DATA FOR REVIEW:
######

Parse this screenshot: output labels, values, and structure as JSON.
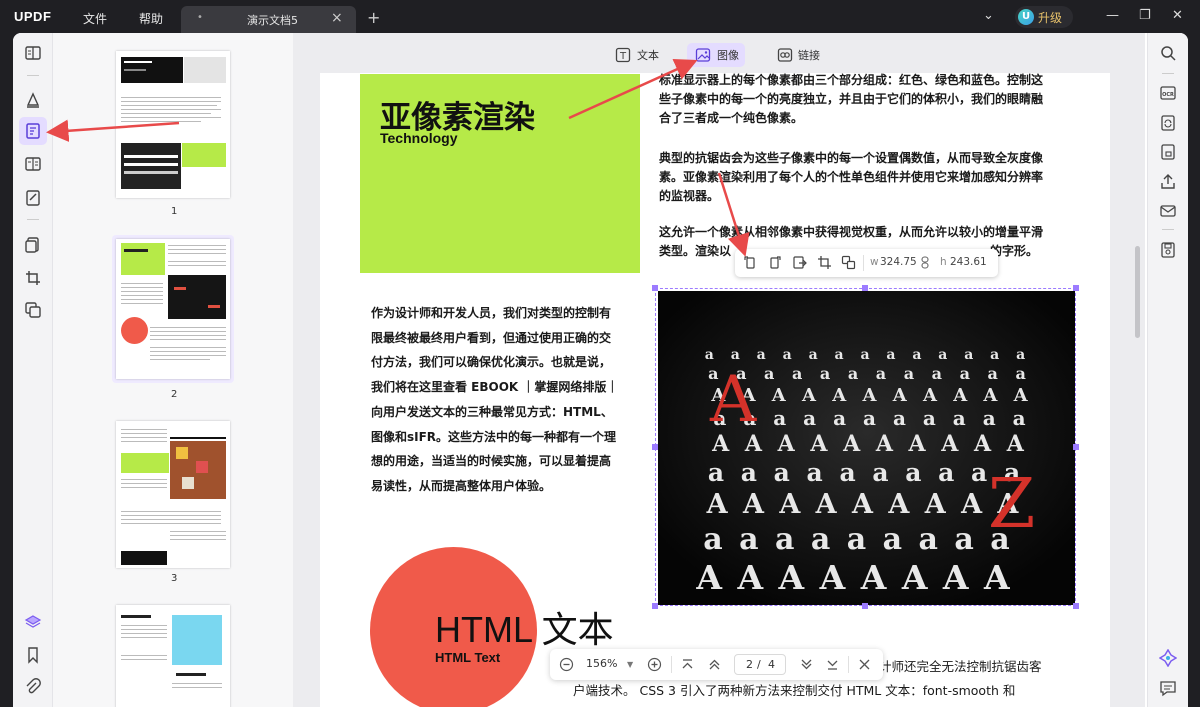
{
  "app": {
    "logo": "UPDF"
  },
  "menu": {
    "file": "文件",
    "help": "帮助"
  },
  "tab": {
    "title": "演示文档5",
    "modified_dot": "•",
    "close": "×"
  },
  "new_tab": "+",
  "upgrade": {
    "avatar": "U",
    "label": "升级"
  },
  "window": {
    "dropdown": "⌄",
    "minimize": "—",
    "restore": "❐",
    "close": "✕"
  },
  "toolbar": {
    "text": "文本",
    "image": "图像",
    "link": "链接"
  },
  "thumbnails": [
    {
      "num": "1"
    },
    {
      "num": "2"
    },
    {
      "num": "3"
    }
  ],
  "doc": {
    "title": "亚像素渲染",
    "subtitle": "Technology",
    "right_paras": [
      [
        "标准显示器上的每个像素都由三个部分组成：红色、绿色和蓝色。控制这",
        "些子像素中的每一个的亮度独立，并且由于它们的体积小，我们的眼睛融",
        "合了三者成一个纯色像素。"
      ],
      [
        "典型的抗锯齿会为这些子像素中的每一个设置偶数值，从而导致全灰度像",
        "素。亚像素渲染利用了每个人的个性单色组件并使用它来增加感知分辨率",
        "的监视器。"
      ],
      [
        "这允许一个像素从相邻像素中获得视觉权重，从而允许以较小的增量平滑",
        "类型。渲染以                                                              的字形。"
      ]
    ],
    "left_para": [
      "作为设计师和开发人员，我们对类型的控制有",
      "限最终被最终用户看到，但通过使用正确的交",
      "付方法，我们可以确保优化演示。也就是说，",
      "我们将在这里查看 EBOOK ｜掌握网络排版｜",
      "向用户发送文本的三种最常见方式：HTML、",
      "图像和sIFR。这些方法中的每一种都有一个理",
      "想的用途，当适当的时候实施，可以显着提高",
      "易读性，从而提高整体用户体验。"
    ],
    "circle_title": "HTML 文本",
    "circle_subtitle": "HTML Text",
    "bottom_lines": [
      "计师还完全无法控制抗锯齿客",
      "户端技术。 CSS 3 引入了两种新方法来控制交付 HTML 文本：font-smooth 和"
    ]
  },
  "image_toolbar": {
    "w_label": "w",
    "w_value": "324.75",
    "h_label": "h",
    "h_value": "243.61"
  },
  "page_nav": {
    "zoom": "156%",
    "current_page": "2",
    "separator": "/",
    "total_pages": "4"
  },
  "colors": {
    "accent": "#8b6cff",
    "green_block": "#b6ea48",
    "circle": "#f05a4a",
    "arrow": "#e84a4a",
    "upgrade": "#e6c06a"
  }
}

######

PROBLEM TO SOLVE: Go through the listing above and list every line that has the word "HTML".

EXERCISE SOLUTION:
      "向用户发送文本的三种最常见方式：HTML、",
    "circle_title": "HTML 文本",
    "circle_subtitle": "HTML Text",
      "户端技术。 CSS 3 引入了两种新方法来控制交付 HTML 文本：font-smooth 和"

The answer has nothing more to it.